### [Given information]
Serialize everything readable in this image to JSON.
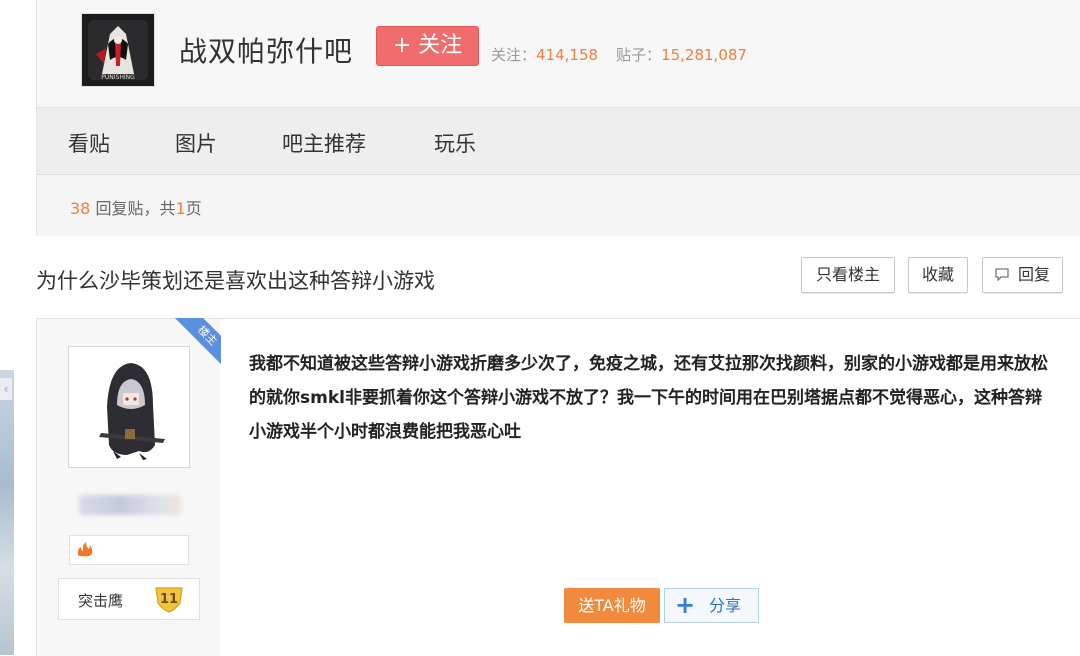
{
  "forum": {
    "name": "战双帕弥什吧",
    "follow_label": "+ 关注",
    "followers_label": "关注：",
    "followers_value": "414,158",
    "posts_label": "贴子：",
    "posts_value": "15,281,087"
  },
  "nav": {
    "items": [
      {
        "label": "看贴"
      },
      {
        "label": "图片"
      },
      {
        "label": "吧主推荐"
      },
      {
        "label": "玩乐"
      }
    ]
  },
  "thread_info": {
    "reply_count": "38",
    "reply_text": " 回复贴，共",
    "page_count": "1",
    "page_suffix": "页"
  },
  "thread": {
    "title": "为什么沙毕策划还是喜欢出这种答辩小游戏",
    "only_op_label": "只看楼主",
    "favorite_label": "收藏",
    "reply_label": "回复"
  },
  "post": {
    "op_badge": "楼主",
    "level_name": "突击鹰",
    "level_number": "11",
    "content": "我都不知道被这些答辩小游戏折磨多少次了，免疫之城，还有艾拉那次找颜料，别家的小游戏都是用来放松的就你smkl非要抓着你这个答辩小游戏不放了？我一下午的时间用在巴别塔据点都不觉得恶心，这种答辩小游戏半个小时都浪费能把我恶心吐",
    "gift_label": "送TA礼物",
    "share_label": "分享"
  },
  "logo_text": "PUNISHING",
  "colors": {
    "accent_orange": "#f27d3d",
    "follow_red": "#f16c6c",
    "op_blue": "#5b8fe0",
    "share_blue": "#3072c4"
  },
  "icons": [
    "forum-logo-icon",
    "reply-icon",
    "flame-icon",
    "level-shield-icon",
    "plus-icon",
    "arrow-left-icon"
  ]
}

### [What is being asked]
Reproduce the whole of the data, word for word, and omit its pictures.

### [Answer below]
Serialize everything readable in this image to JSON.
{
  "forum": {
    "name": "战双帕弥什吧",
    "follow_label": "+ 关注",
    "followers_label": "关注：",
    "followers_value": "414,158",
    "posts_label": "贴子：",
    "posts_value": "15,281,087"
  },
  "nav": {
    "items": [
      {
        "label": "看贴"
      },
      {
        "label": "图片"
      },
      {
        "label": "吧主推荐"
      },
      {
        "label": "玩乐"
      }
    ]
  },
  "thread_info": {
    "reply_count": "38",
    "reply_text": " 回复贴，共",
    "page_count": "1",
    "page_suffix": "页"
  },
  "thread": {
    "title": "为什么沙毕策划还是喜欢出这种答辩小游戏",
    "only_op_label": "只看楼主",
    "favorite_label": "收藏",
    "reply_label": "回复"
  },
  "post": {
    "op_badge": "楼主",
    "level_name": "突击鹰",
    "level_number": "11",
    "content": "我都不知道被这些答辩小游戏折磨多少次了，免疫之城，还有艾拉那次找颜料，别家的小游戏都是用来放松的就你smkl非要抓着你这个答辩小游戏不放了？我一下午的时间用在巴别塔据点都不觉得恶心，这种答辩小游戏半个小时都浪费能把我恶心吐",
    "gift_label": "送TA礼物",
    "share_label": "分享"
  },
  "logo_text": "PUNISHING",
  "colors": {
    "accent_orange": "#f27d3d",
    "follow_red": "#f16c6c",
    "op_blue": "#5b8fe0",
    "share_blue": "#3072c4"
  },
  "icons": [
    "forum-logo-icon",
    "reply-icon",
    "flame-icon",
    "level-shield-icon",
    "plus-icon",
    "arrow-left-icon"
  ]
}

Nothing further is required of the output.